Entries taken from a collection
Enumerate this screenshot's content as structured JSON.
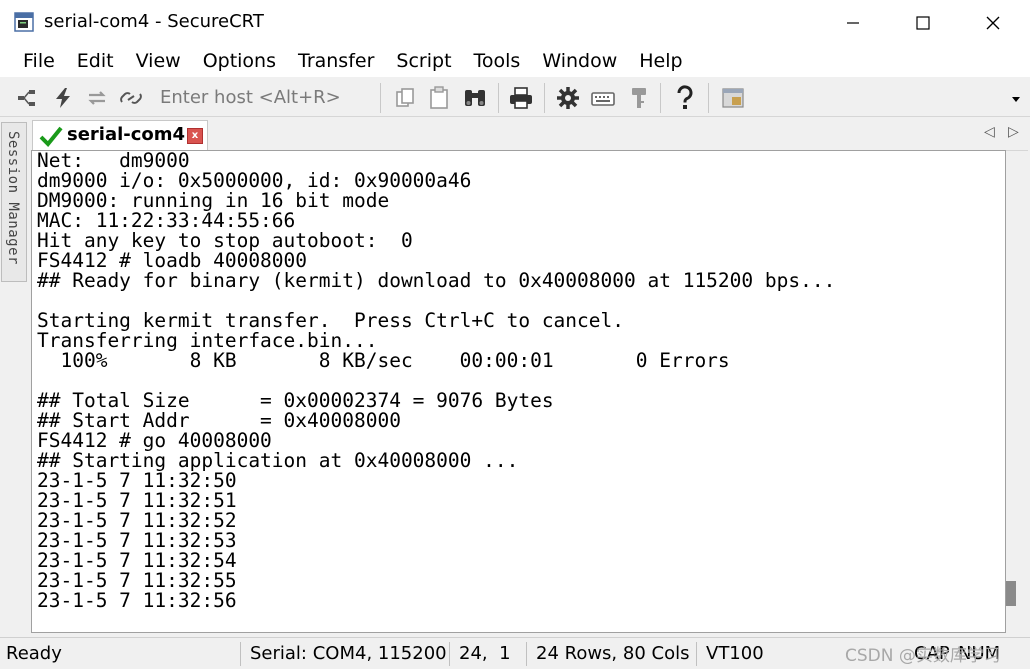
{
  "window": {
    "title": "serial-com4 - SecureCRT"
  },
  "menu": [
    "File",
    "Edit",
    "View",
    "Options",
    "Transfer",
    "Script",
    "Tools",
    "Window",
    "Help"
  ],
  "toolbar": {
    "host_placeholder": "Enter host <Alt+R>",
    "icons": [
      "connect-bar-icon",
      "quick-connect-icon",
      "reconnect-icon",
      "disconnect-icon",
      "copy-icon",
      "paste-icon",
      "find-icon",
      "print-icon",
      "settings-icon",
      "keymap-icon",
      "key-icon",
      "help-icon",
      "sftp-icon"
    ]
  },
  "side_panel": {
    "label": "Session Manager"
  },
  "tab": {
    "label": "serial-com4",
    "close": "x"
  },
  "terminal": {
    "lines": [
      "Net:   dm9000",
      "dm9000 i/o: 0x5000000, id: 0x90000a46",
      "DM9000: running in 16 bit mode",
      "MAC: 11:22:33:44:55:66",
      "Hit any key to stop autoboot:  0",
      "FS4412 # loadb 40008000",
      "## Ready for binary (kermit) download to 0x40008000 at 115200 bps...",
      "",
      "Starting kermit transfer.  Press Ctrl+C to cancel.",
      "Transferring interface.bin...",
      "  100%       8 KB       8 KB/sec    00:00:01       0 Errors",
      "",
      "## Total Size      = 0x00002374 = 9076 Bytes",
      "## Start Addr      = 0x40008000",
      "FS4412 # go 40008000",
      "## Starting application at 0x40008000 ...",
      "23-1-5 7 11:32:50",
      "23-1-5 7 11:32:51",
      "23-1-5 7 11:32:52",
      "23-1-5 7 11:32:53",
      "23-1-5 7 11:32:54",
      "23-1-5 7 11:32:55",
      "23-1-5 7 11:32:56"
    ]
  },
  "status": {
    "ready": "Ready",
    "serial": "Serial: COM4, 115200",
    "cursor": "24,  1",
    "size": "24 Rows, 80 Cols",
    "emulation": "VT100",
    "caps": "CAP",
    "num": "NUM",
    "watermark": "CSDN @实数库学习"
  }
}
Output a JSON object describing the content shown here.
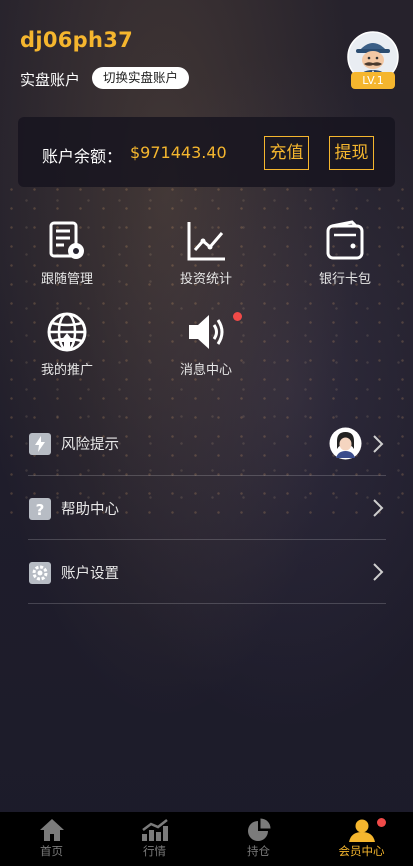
{
  "header": {
    "username": "dj06ph37",
    "account_type": "实盘账户",
    "switch_button": "切换实盘账户",
    "level_badge": "LV.1"
  },
  "balance": {
    "label": "账户余额：",
    "value": "$971443.40",
    "recharge": "充值",
    "withdraw": "提现"
  },
  "grid": [
    {
      "label": "跟随管理",
      "icon": "document-gear-icon"
    },
    {
      "label": "投资统计",
      "icon": "line-chart-icon"
    },
    {
      "label": "银行卡包",
      "icon": "wallet-icon"
    },
    {
      "label": "我的推广",
      "icon": "globe-icon"
    },
    {
      "label": "消息中心",
      "icon": "speaker-icon"
    }
  ],
  "list": [
    {
      "label": "风险提示",
      "icon": "lightning-icon"
    },
    {
      "label": "帮助中心",
      "icon": "question-icon"
    },
    {
      "label": "账户设置",
      "icon": "settings-icon"
    }
  ],
  "tabbar": [
    {
      "label": "首页",
      "icon": "home-icon"
    },
    {
      "label": "行情",
      "icon": "market-chart-icon"
    },
    {
      "label": "持仓",
      "icon": "pie-chart-icon"
    },
    {
      "label": "会员中心",
      "icon": "user-icon",
      "active": true
    }
  ],
  "colors": {
    "accent": "#f5b62e",
    "notification_dot": "#f04a48",
    "tabbar_bg": "#000000"
  }
}
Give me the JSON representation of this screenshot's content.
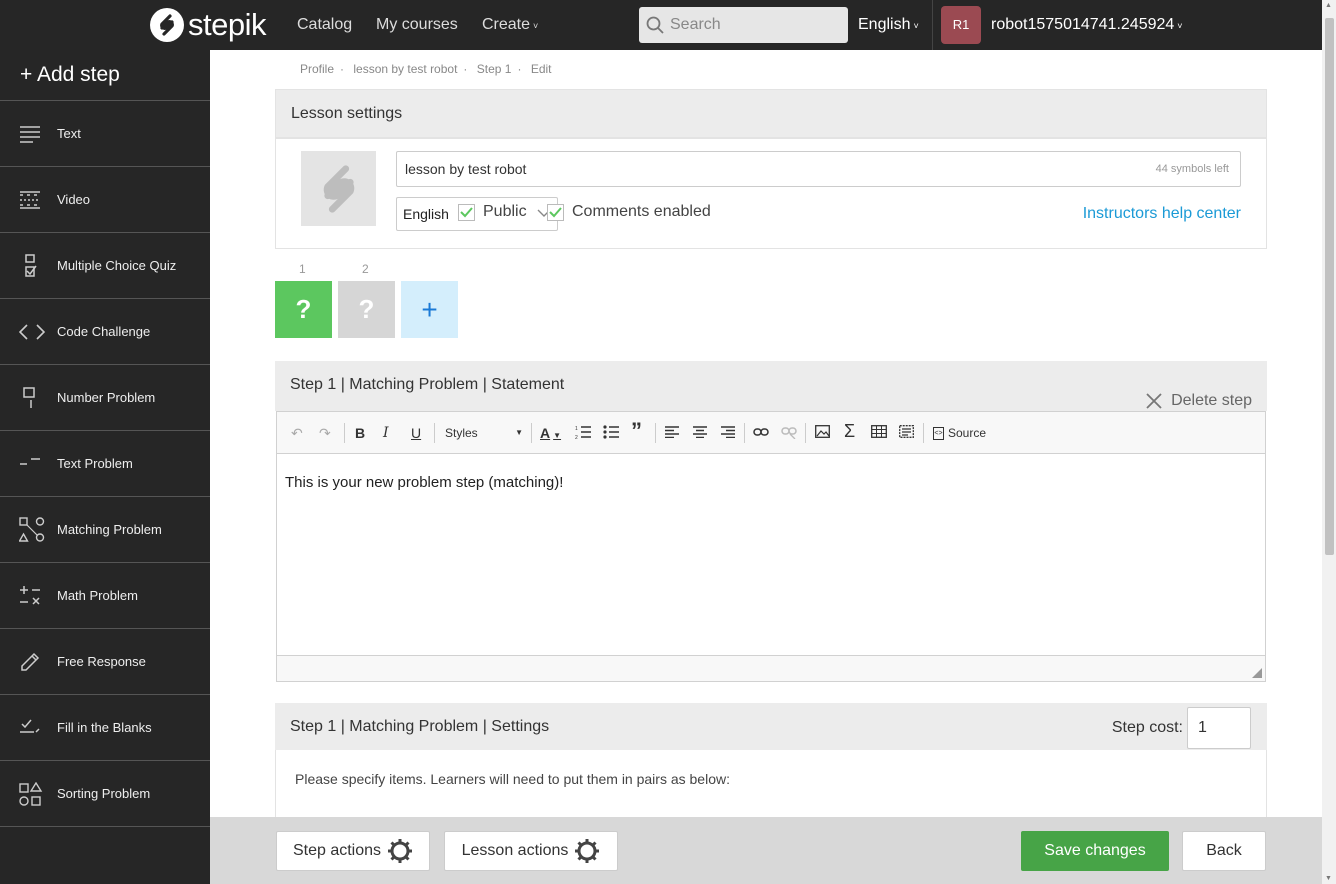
{
  "header": {
    "logo_text": "stepik",
    "nav": [
      "Catalog",
      "My courses",
      "Create"
    ],
    "search_placeholder": "Search",
    "language": "English",
    "avatar_initials": "R1",
    "username": "robot1575014741.245924"
  },
  "sidebar": {
    "add_step": "+ Add step",
    "items": [
      {
        "label": "Text",
        "icon": "text-lines-icon"
      },
      {
        "label": "Video",
        "icon": "video-icon"
      },
      {
        "label": "Multiple Choice Quiz",
        "icon": "quiz-icon"
      },
      {
        "label": "Code Challenge",
        "icon": "code-icon"
      },
      {
        "label": "Number Problem",
        "icon": "number-icon"
      },
      {
        "label": "Text Problem",
        "icon": "text-problem-icon"
      },
      {
        "label": "Matching Problem",
        "icon": "matching-icon"
      },
      {
        "label": "Math Problem",
        "icon": "math-icon"
      },
      {
        "label": "Free Response",
        "icon": "pencil-icon"
      },
      {
        "label": "Fill in the Blanks",
        "icon": "fill-blanks-icon"
      },
      {
        "label": "Sorting Problem",
        "icon": "sorting-icon"
      }
    ]
  },
  "breadcrumb": [
    "Profile",
    "lesson by test robot",
    "Step 1",
    "Edit"
  ],
  "lesson_settings": {
    "title": "Lesson settings",
    "lesson_title": "lesson by test robot",
    "symbols_left": "44 symbols left",
    "language": "English",
    "public_label": "Public",
    "comments_label": "Comments enabled",
    "help_link": "Instructors help center"
  },
  "steps": {
    "numbers": [
      "1",
      "2"
    ],
    "glyph": "?",
    "add": "+"
  },
  "statement": {
    "header": "Step 1 | Matching Problem | Statement",
    "delete": "Delete step",
    "styles_label": "Styles",
    "source_label": "Source",
    "text": "This is your new problem step (matching)!"
  },
  "settings": {
    "header": "Step 1 | Matching Problem | Settings",
    "cost_label": "Step cost:",
    "cost_value": "1",
    "instructions": "Please specify items. Learners will need to put them in pairs as below:"
  },
  "footer": {
    "step_actions": "Step actions",
    "lesson_actions": "Lesson actions",
    "save": "Save changes",
    "back": "Back"
  },
  "colors": {
    "accent_green": "#5cc75f",
    "save_green": "#47a447",
    "link_blue": "#1b9ad6",
    "avatar": "#9b4a52"
  }
}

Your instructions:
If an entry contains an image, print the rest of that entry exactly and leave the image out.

Result below:
Enumerate this screenshot's content as structured JSON.
{
  "window": {
    "title": "serial-com4 - SecureCRT"
  },
  "menu": [
    "File",
    "Edit",
    "View",
    "Options",
    "Transfer",
    "Script",
    "Tools",
    "Window",
    "Help"
  ],
  "toolbar": {
    "host_placeholder": "Enter host <Alt+R>",
    "icons": [
      "connect-bar-icon",
      "quick-connect-icon",
      "reconnect-icon",
      "disconnect-icon",
      "copy-icon",
      "paste-icon",
      "find-icon",
      "print-icon",
      "settings-icon",
      "keymap-icon",
      "key-icon",
      "help-icon",
      "sftp-icon"
    ]
  },
  "side_panel": {
    "label": "Session Manager"
  },
  "tab": {
    "label": "serial-com4",
    "close": "x"
  },
  "terminal": {
    "lines": [
      "Net:   dm9000",
      "dm9000 i/o: 0x5000000, id: 0x90000a46",
      "DM9000: running in 16 bit mode",
      "MAC: 11:22:33:44:55:66",
      "Hit any key to stop autoboot:  0",
      "FS4412 # loadb 40008000",
      "## Ready for binary (kermit) download to 0x40008000 at 115200 bps...",
      "",
      "Starting kermit transfer.  Press Ctrl+C to cancel.",
      "Transferring interface.bin...",
      "  100%       8 KB       8 KB/sec    00:00:01       0 Errors",
      "",
      "## Total Size      = 0x00002374 = 9076 Bytes",
      "## Start Addr      = 0x40008000",
      "FS4412 # go 40008000",
      "## Starting application at 0x40008000 ...",
      "23-1-5 7 11:32:50",
      "23-1-5 7 11:32:51",
      "23-1-5 7 11:32:52",
      "23-1-5 7 11:32:53",
      "23-1-5 7 11:32:54",
      "23-1-5 7 11:32:55",
      "23-1-5 7 11:32:56"
    ]
  },
  "status": {
    "ready": "Ready",
    "serial": "Serial: COM4, 115200",
    "cursor": "24,  1",
    "size": "24 Rows, 80 Cols",
    "emulation": "VT100",
    "caps": "CAP",
    "num": "NUM",
    "watermark": "CSDN @实数库学习"
  }
}
Output a JSON object describing the content shown here.
{
  "header": {
    "username": "dj06ph37",
    "account_type": "实盘账户",
    "switch_button": "切换实盘账户",
    "level_badge": "LV.1"
  },
  "balance": {
    "label": "账户余额：",
    "value": "$971443.40",
    "recharge": "充值",
    "withdraw": "提现"
  },
  "grid": [
    {
      "label": "跟随管理",
      "icon": "document-gear-icon"
    },
    {
      "label": "投资统计",
      "icon": "line-chart-icon"
    },
    {
      "label": "银行卡包",
      "icon": "wallet-icon"
    },
    {
      "label": "我的推广",
      "icon": "globe-icon"
    },
    {
      "label": "消息中心",
      "icon": "speaker-icon"
    }
  ],
  "list": [
    {
      "label": "风险提示",
      "icon": "lightning-icon"
    },
    {
      "label": "帮助中心",
      "icon": "question-icon"
    },
    {
      "label": "账户设置",
      "icon": "settings-icon"
    }
  ],
  "tabbar": [
    {
      "label": "首页",
      "icon": "home-icon"
    },
    {
      "label": "行情",
      "icon": "market-chart-icon"
    },
    {
      "label": "持仓",
      "icon": "pie-chart-icon"
    },
    {
      "label": "会员中心",
      "icon": "user-icon",
      "active": true
    }
  ],
  "colors": {
    "accent": "#f5b62e",
    "notification_dot": "#f04a48",
    "tabbar_bg": "#000000"
  }
}
Give me the JSON representation of this screenshot's content.
{
  "header": {
    "logo_text": "stepik",
    "nav": [
      "Catalog",
      "My courses",
      "Create"
    ],
    "search_placeholder": "Search",
    "language": "English",
    "avatar_initials": "R1",
    "username": "robot1575014741.245924"
  },
  "sidebar": {
    "add_step": "+ Add step",
    "items": [
      {
        "label": "Text",
        "icon": "text-lines-icon"
      },
      {
        "label": "Video",
        "icon": "video-icon"
      },
      {
        "label": "Multiple Choice Quiz",
        "icon": "quiz-icon"
      },
      {
        "label": "Code Challenge",
        "icon": "code-icon"
      },
      {
        "label": "Number Problem",
        "icon": "number-icon"
      },
      {
        "label": "Text Problem",
        "icon": "text-problem-icon"
      },
      {
        "label": "Matching Problem",
        "icon": "matching-icon"
      },
      {
        "label": "Math Problem",
        "icon": "math-icon"
      },
      {
        "label": "Free Response",
        "icon": "pencil-icon"
      },
      {
        "label": "Fill in the Blanks",
        "icon": "fill-blanks-icon"
      },
      {
        "label": "Sorting Problem",
        "icon": "sorting-icon"
      }
    ]
  },
  "breadcrumb": [
    "Profile",
    "lesson by test robot",
    "Step 1",
    "Edit"
  ],
  "lesson_settings": {
    "title": "Lesson settings",
    "lesson_title": "lesson by test robot",
    "symbols_left": "44 symbols left",
    "language": "English",
    "public_label": "Public",
    "comments_label": "Comments enabled",
    "help_link": "Instructors help center"
  },
  "steps": {
    "numbers": [
      "1",
      "2"
    ],
    "glyph": "?",
    "add": "+"
  },
  "statement": {
    "header": "Step 1 | Matching Problem | Statement",
    "delete": "Delete step",
    "styles_label": "Styles",
    "source_label": "Source",
    "text": "This is your new problem step (matching)!"
  },
  "settings": {
    "header": "Step 1 | Matching Problem | Settings",
    "cost_label": "Step cost:",
    "cost_value": "1",
    "instructions": "Please specify items. Learners will need to put them in pairs as below:"
  },
  "footer": {
    "step_actions": "Step actions",
    "lesson_actions": "Lesson actions",
    "save": "Save changes",
    "back": "Back"
  },
  "colors": {
    "accent_green": "#5cc75f",
    "save_green": "#47a447",
    "link_blue": "#1b9ad6",
    "avatar": "#9b4a52"
  }
}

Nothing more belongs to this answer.